There is no denying that Bruce Jenner lived a life of privilege. Bruce was rich, famous, white, and male. Caitlyn’s life as it is today is definitely a product of Bruce’s privilege, but we have no idea what her struggle was like. It is easy to assume that she is privileged because of the tangible resources that she has, but everyone has their issues and living as a trans-person is very complicated. Moreover, privilege and the Woman of the Year title are not mutually exclusive, as we saw in 2007 when Victoria Beckham won.
How can you say that what Caitlyn Jenner did was not courageous? She came out to the public and announced that she was going to live her life as a woman, after 60 years in the spotlight being a man. You’re right that she was not the first transgender person to come out in public, and that she had 60 years to work up the courage, but that does not mean that it was easy.

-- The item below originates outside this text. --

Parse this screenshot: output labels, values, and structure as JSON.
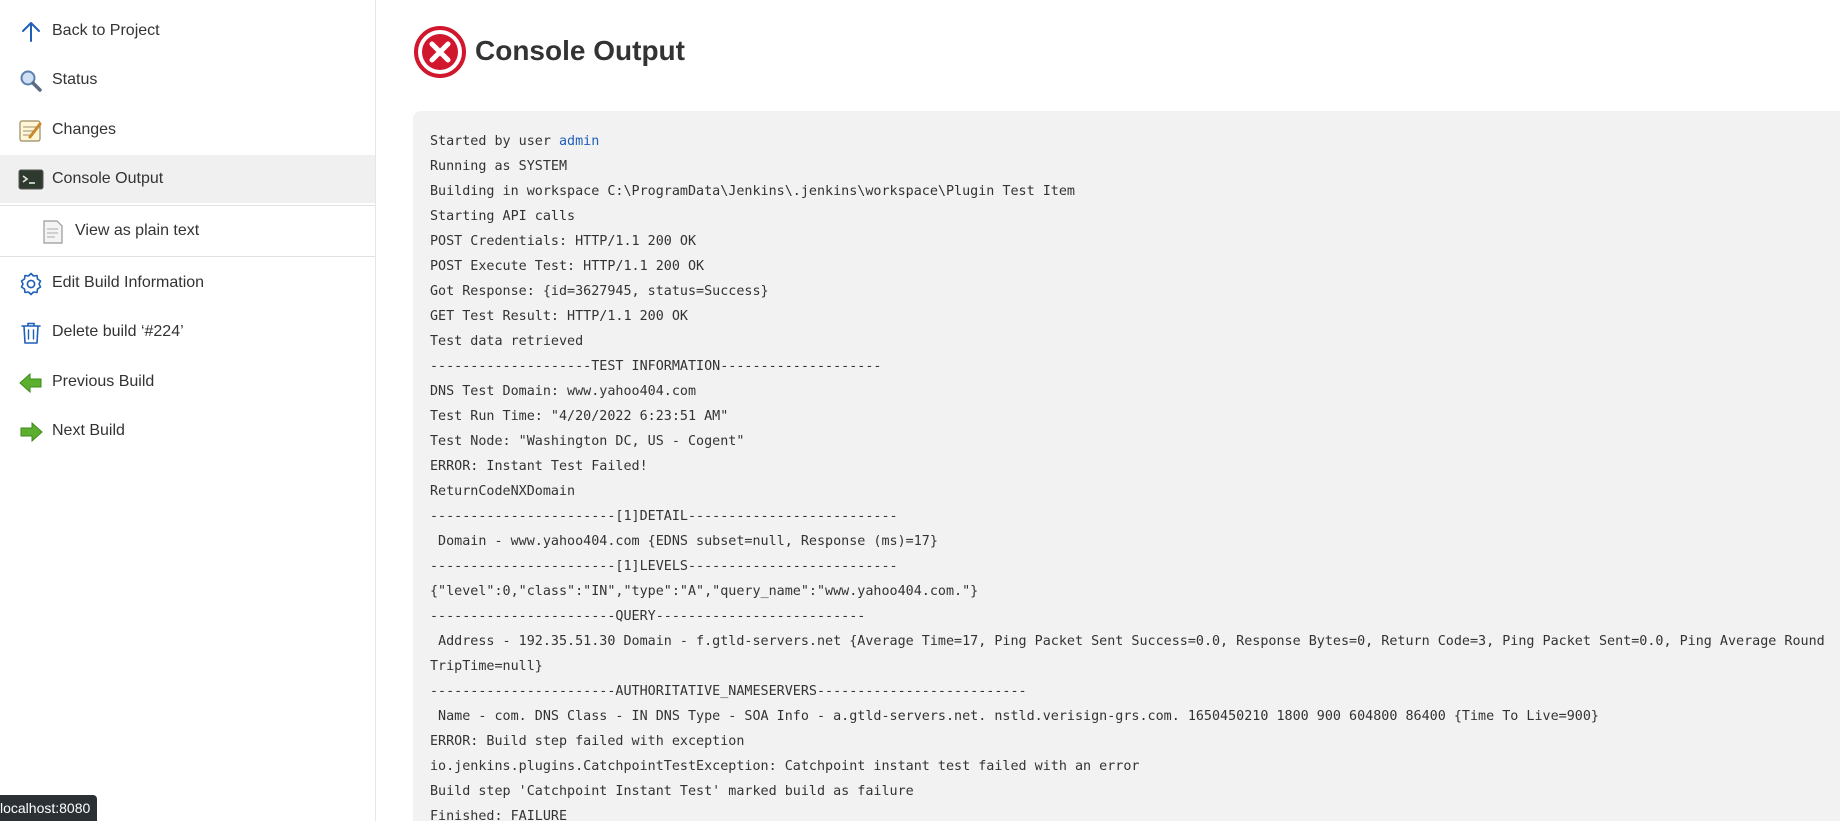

Thus far, I am impressed with her accomplishments as a trans-woman. She has not been perfect, but she has used her fame to bring more attention to this very important issue by educating the public. Go and watch her video and see her humanitarian work for yourself if you don’t believe me.
There were so many women that deserved it more than her. Absolutely. But to those who are leveraging this point in order to refute the decision I want to remind you that Glamour is not the authority on women. Can I say “duh” enough? So many women are amazing, and just because one magazine announces that Caitlyn Jenner was the best this year doesn’t mean that it is true. Why do we care so much about what Glamour says? Glamour would probably call the red Starbucks cup Woman of the Year if they thought that it would sell copies.
All of these arguments are very flawed, but that isn’t even the biggest problem with this controversy. Have you noticed that there is a huge population of people who are opposing this decision because they say that Caitlyn Jenner isn’t a real woman?
No, because we’ve been too focused on why we don’t like Caitlyn Jenner. I don’t particularly like her either, but I will stand by her side without hesitation if it means I am fighting against ignorance. As feminists, we need to be supportive of this decision because we need to fight against people who are using this issue as a battle against trans-rights.
So many more important feminist issues happened this month — as they do every month. For example, did you see Bloomingdale’s ad that was “accidentally” supporting date rape? The message “spike your best friend’s eggnog when they’re not looking” captioned a picture of a man suspiciously looking at a woman who was laughing and looking away. How awful is that? And yet, everyone was too busy talking about Caitlyn Jenner and the red Starbucks cup that the ad did not get the negative attention that it deserved.
Let’s learn a lesson from this. Taking down the patriarchy is hard and we need to make celebrating every small victory a priority. If we don’t, we end up ignoring bigger issues and allowing more egregious offenses to slip through the cracks.